The December euro lost 21 points on volume of 260,090 contracts. Open interest increased by 1,106 contracts, which in relation to volume is approximately 75% less than average. As this report is being compiled on December 6, the December euro is trading 1.23 lower, and has made a low of 1.2951. As we said after the euro generated the short term buy signal, which confirmed the intermediate term buy signal, the euro would pull back to the 1.2950 area. We don’t know whether this is a one day event, or if there is going to be some additional selling. The euro should find support at the following prices: 1.2934, 1.2905 and 1.2888. The key to today’s action will be whether or not open interest increases.
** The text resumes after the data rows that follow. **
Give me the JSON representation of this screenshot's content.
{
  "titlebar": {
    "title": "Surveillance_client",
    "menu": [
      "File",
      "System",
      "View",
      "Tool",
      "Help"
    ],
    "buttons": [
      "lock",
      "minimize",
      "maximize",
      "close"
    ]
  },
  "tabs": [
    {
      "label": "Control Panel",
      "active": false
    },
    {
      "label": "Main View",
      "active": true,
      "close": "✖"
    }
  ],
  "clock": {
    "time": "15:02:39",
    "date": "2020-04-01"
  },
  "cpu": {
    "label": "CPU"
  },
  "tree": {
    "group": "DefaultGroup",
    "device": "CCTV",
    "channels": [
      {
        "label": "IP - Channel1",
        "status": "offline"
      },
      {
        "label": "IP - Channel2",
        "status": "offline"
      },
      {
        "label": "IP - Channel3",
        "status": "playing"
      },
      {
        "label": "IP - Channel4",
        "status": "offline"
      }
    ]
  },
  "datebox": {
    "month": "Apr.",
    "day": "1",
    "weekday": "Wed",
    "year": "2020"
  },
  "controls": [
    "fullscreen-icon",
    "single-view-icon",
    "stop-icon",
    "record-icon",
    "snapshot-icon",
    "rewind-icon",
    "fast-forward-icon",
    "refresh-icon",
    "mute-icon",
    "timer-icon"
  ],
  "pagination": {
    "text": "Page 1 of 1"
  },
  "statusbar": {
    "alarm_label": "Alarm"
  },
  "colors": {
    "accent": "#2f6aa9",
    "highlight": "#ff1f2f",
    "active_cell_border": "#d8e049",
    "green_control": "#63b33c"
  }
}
We think it is fine to wait until tomorrow to enter bullish positions and before we begin writing the daily report, we will send out a special bulletin to inform clients of the volume and open interest action for December 6.
S&P 500 E mini:
The S&P 500 E mini gained 2.75 points on heavier than normal volume of 2,076,388 contracts. Volume was the highest since November 28 when 2,146,545 contracts were traded and the S&P E mini advanced 9.50 points ,while open interest declined by 6,865 contracts. On December 5, open interest increased by a minuscule 7,186 contracts, which is dramatically below average.
Zerohedge has written an excellent piece on margin debt rising to an 18 month high in today’s edition.
“Today we get the October data and find that things have gone from bad to worse, because Margin Debt rose once more, this time to 318 billion, the highest in a year and a half, but more troubling is that Net Free Credit (i.e. Real disposable cash to meet margin calls) sank even deeper into the red, at a whopping 44 billion, the lowest since the summer of 2011.”
“This simply means that like last month, if and when margin calls start coming in, speculators will have no choice but to commence liquidating levered positions as there is simply not enough cash to fund capital losses. Which probably explains the resilience of the S&P: 1 or 2 percent down days and Congress will get a far greater impetus to get the fiscal cliff deal done. Which, paradoxically, is precisely what needs to happen.”
On December 7, the employment report will be issued by the Department of Labor, and this will have a major effect on trading on Friday. Unless there is a tremendous upside surprise, we expect the market to continue trading in a range bound fashion until there is a break one way or the other on the fiscal cliff issue. Maintain long puts.